Input records:
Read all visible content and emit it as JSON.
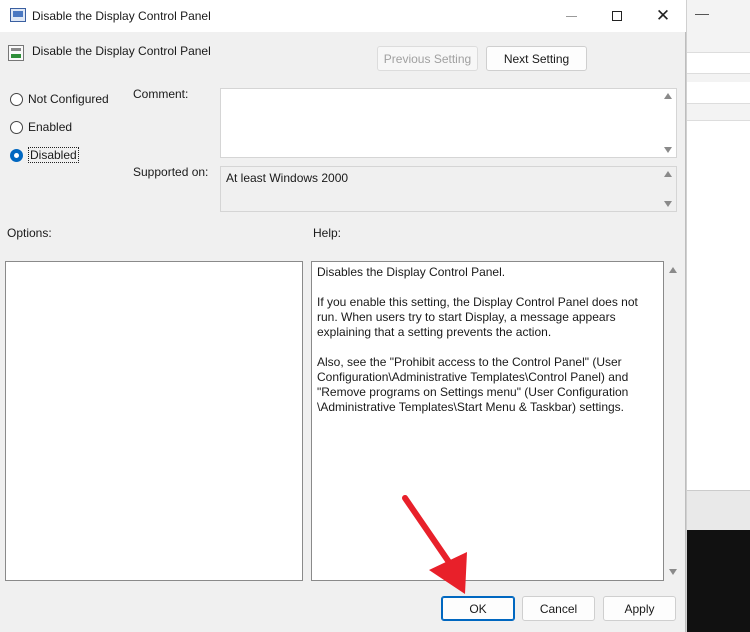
{
  "window": {
    "title": "Disable the Display Control Panel",
    "minimize": "—",
    "maximize": "",
    "close": "✕"
  },
  "policy": {
    "name": "Disable the Display Control Panel"
  },
  "nav": {
    "previous_label": "Previous Setting",
    "next_label": "Next Setting"
  },
  "state": {
    "options": [
      {
        "label": "Not Configured",
        "checked": false
      },
      {
        "label": "Enabled",
        "checked": false
      },
      {
        "label": "Disabled",
        "checked": true
      }
    ]
  },
  "comment": {
    "label": "Comment:",
    "value": ""
  },
  "supported": {
    "label": "Supported on:",
    "value": "At least Windows 2000"
  },
  "options_panel": {
    "label": "Options:"
  },
  "help_panel": {
    "label": "Help:",
    "paragraphs": [
      "Disables the Display Control Panel.",
      "If you enable this setting, the Display Control Panel does not run. When users try to start Display, a message appears explaining that a setting prevents the action.",
      "Also, see the \"Prohibit access to the Control Panel\" (User Configuration\\Administrative Templates\\Control Panel) and \"Remove programs on Settings menu\" (User Configuration \\Administrative Templates\\Start Menu & Taskbar) settings."
    ]
  },
  "footer": {
    "ok_label": "OK",
    "cancel_label": "Cancel",
    "apply_label": "Apply"
  },
  "colors": {
    "accent": "#0067c0",
    "annotation_arrow": "#e8202a",
    "dialog_bg": "#f0f0f0"
  }
}
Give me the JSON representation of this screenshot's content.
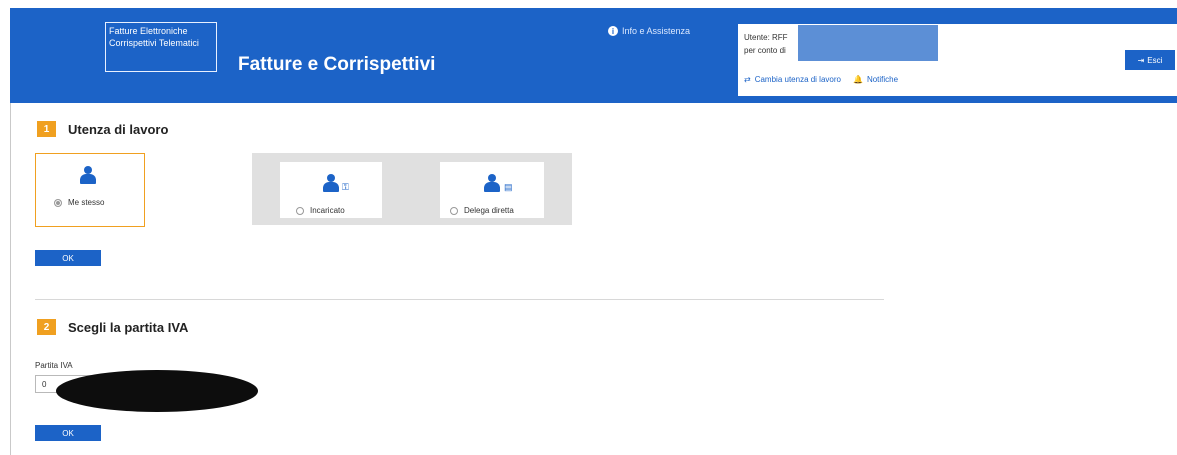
{
  "header": {
    "logo": {
      "line1": "Fatture Elettroniche",
      "line2": "Corrispettivi Telematici"
    },
    "title": "Fatture e Corrispettivi",
    "info_link": "Info e Assistenza",
    "user": {
      "utente_label": "Utente: RFF",
      "per_conto_label": "per conto di",
      "links": {
        "cambia": "Cambia utenza di lavoro",
        "notifiche": "Notifiche"
      },
      "esci_label": "Esci"
    }
  },
  "steps": [
    {
      "number": "1",
      "title": "Utenza di lavoro",
      "options": [
        {
          "label": "Me stesso",
          "checked": true,
          "icon": "person-icon"
        },
        {
          "label": "Incaricato",
          "checked": false,
          "icon": "person-key-icon"
        },
        {
          "label": "Delega diretta",
          "checked": false,
          "icon": "person-document-icon"
        }
      ],
      "ok_label": "OK"
    },
    {
      "number": "2",
      "title": "Scegli la partita IVA",
      "field_label": "Partita IVA",
      "field_value": "0",
      "ok_label": "OK"
    }
  ],
  "colors": {
    "brand": "#1c63c7",
    "accent": "#f0a020"
  }
}
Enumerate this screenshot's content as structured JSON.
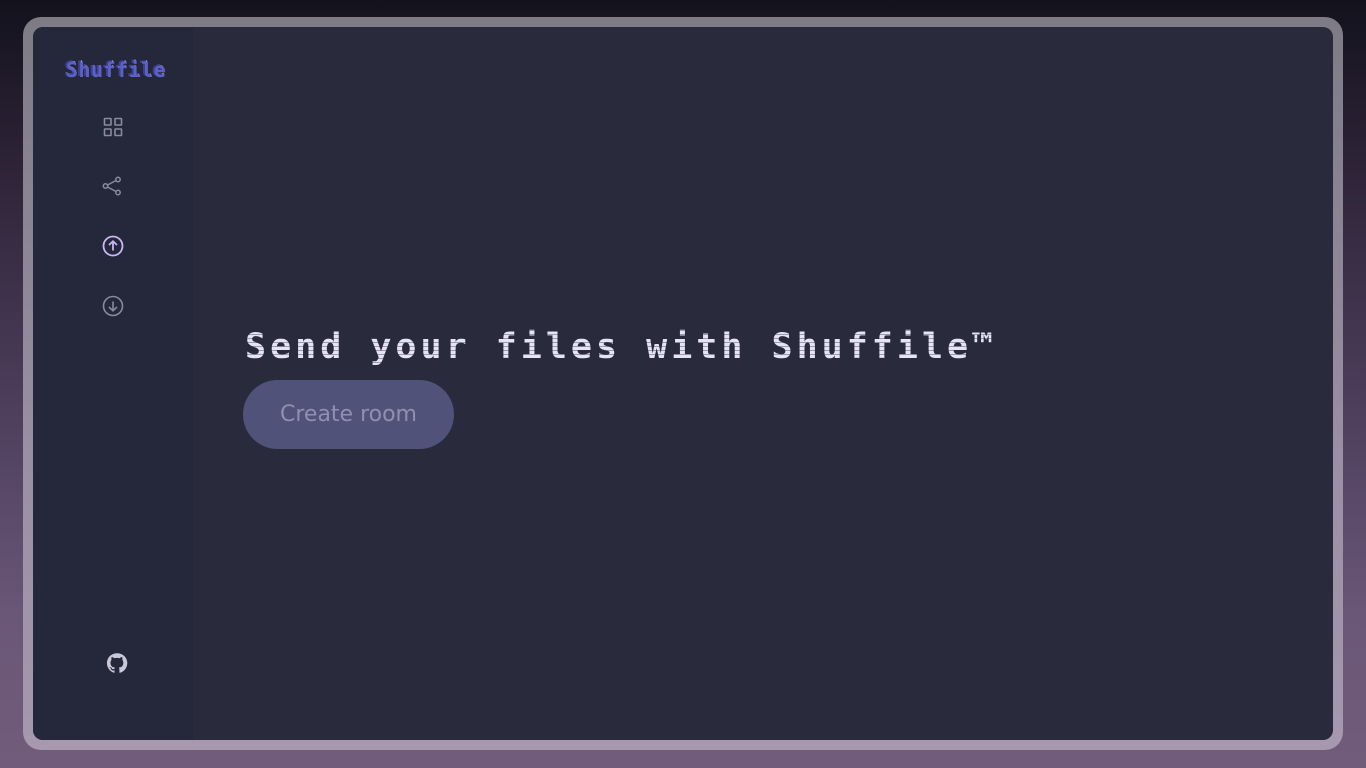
{
  "app": {
    "logo": "Shuffile"
  },
  "sidebar": {
    "items": [
      {
        "name": "dashboard",
        "icon": "grid-icon",
        "active": false
      },
      {
        "name": "share",
        "icon": "share-icon",
        "active": false
      },
      {
        "name": "upload",
        "icon": "upload-circle-icon",
        "active": true
      },
      {
        "name": "download",
        "icon": "download-circle-icon",
        "active": false
      }
    ],
    "footer_icon": "github-icon"
  },
  "main": {
    "headline": "Send your files with Shuffile™",
    "create_room_label": "Create room"
  },
  "colors": {
    "accent_active": "#c9b6f5",
    "icon_default": "#8a8a9c",
    "button_bg": "#505279",
    "button_text": "#8f90ae"
  }
}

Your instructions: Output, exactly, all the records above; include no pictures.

Response to the task:
Read all visible content and emit it as JSON.
{
  "window": {
    "title": "Disable the Display Control Panel",
    "minimize": "—",
    "maximize": "",
    "close": "✕"
  },
  "policy": {
    "name": "Disable the Display Control Panel"
  },
  "nav": {
    "previous_label": "Previous Setting",
    "next_label": "Next Setting"
  },
  "state": {
    "options": [
      {
        "label": "Not Configured",
        "checked": false
      },
      {
        "label": "Enabled",
        "checked": false
      },
      {
        "label": "Disabled",
        "checked": true
      }
    ]
  },
  "comment": {
    "label": "Comment:",
    "value": ""
  },
  "supported": {
    "label": "Supported on:",
    "value": "At least Windows 2000"
  },
  "options_panel": {
    "label": "Options:"
  },
  "help_panel": {
    "label": "Help:",
    "paragraphs": [
      "Disables the Display Control Panel.",
      "If you enable this setting, the Display Control Panel does not run. When users try to start Display, a message appears explaining that a setting prevents the action.",
      "Also, see the \"Prohibit access to the Control Panel\" (User Configuration\\Administrative Templates\\Control Panel) and \"Remove programs on Settings menu\" (User Configuration \\Administrative Templates\\Start Menu & Taskbar) settings."
    ]
  },
  "footer": {
    "ok_label": "OK",
    "cancel_label": "Cancel",
    "apply_label": "Apply"
  },
  "colors": {
    "accent": "#0067c0",
    "annotation_arrow": "#e8202a",
    "dialog_bg": "#f0f0f0"
  }
}
Give me the JSON representation of this screenshot's content.
{
  "header": {
    "logo": {
      "line1": "Fatture Elettroniche",
      "line2": "Corrispettivi Telematici"
    },
    "title": "Fatture e Corrispettivi",
    "info_link": "Info e Assistenza",
    "user": {
      "utente_label": "Utente: RFF",
      "per_conto_label": "per conto di",
      "links": {
        "cambia": "Cambia utenza di lavoro",
        "notifiche": "Notifiche"
      },
      "esci_label": "Esci"
    }
  },
  "steps": [
    {
      "number": "1",
      "title": "Utenza di lavoro",
      "options": [
        {
          "label": "Me stesso",
          "checked": true,
          "icon": "person-icon"
        },
        {
          "label": "Incaricato",
          "checked": false,
          "icon": "person-key-icon"
        },
        {
          "label": "Delega diretta",
          "checked": false,
          "icon": "person-document-icon"
        }
      ],
      "ok_label": "OK"
    },
    {
      "number": "2",
      "title": "Scegli la partita IVA",
      "field_label": "Partita IVA",
      "field_value": "0",
      "ok_label": "OK"
    }
  ],
  "colors": {
    "brand": "#1c63c7",
    "accent": "#f0a020"
  }
}
Enumerate this screenshot's content as structured JSON.
{
  "app": {
    "logo": "Shuffile"
  },
  "sidebar": {
    "items": [
      {
        "name": "dashboard",
        "icon": "grid-icon",
        "active": false
      },
      {
        "name": "share",
        "icon": "share-icon",
        "active": false
      },
      {
        "name": "upload",
        "icon": "upload-circle-icon",
        "active": true
      },
      {
        "name": "download",
        "icon": "download-circle-icon",
        "active": false
      }
    ],
    "footer_icon": "github-icon"
  },
  "main": {
    "headline": "Send your files with Shuffile™",
    "create_room_label": "Create room"
  },
  "colors": {
    "accent_active": "#c9b6f5",
    "icon_default": "#8a8a9c",
    "button_bg": "#505279",
    "button_text": "#8f90ae"
  }
}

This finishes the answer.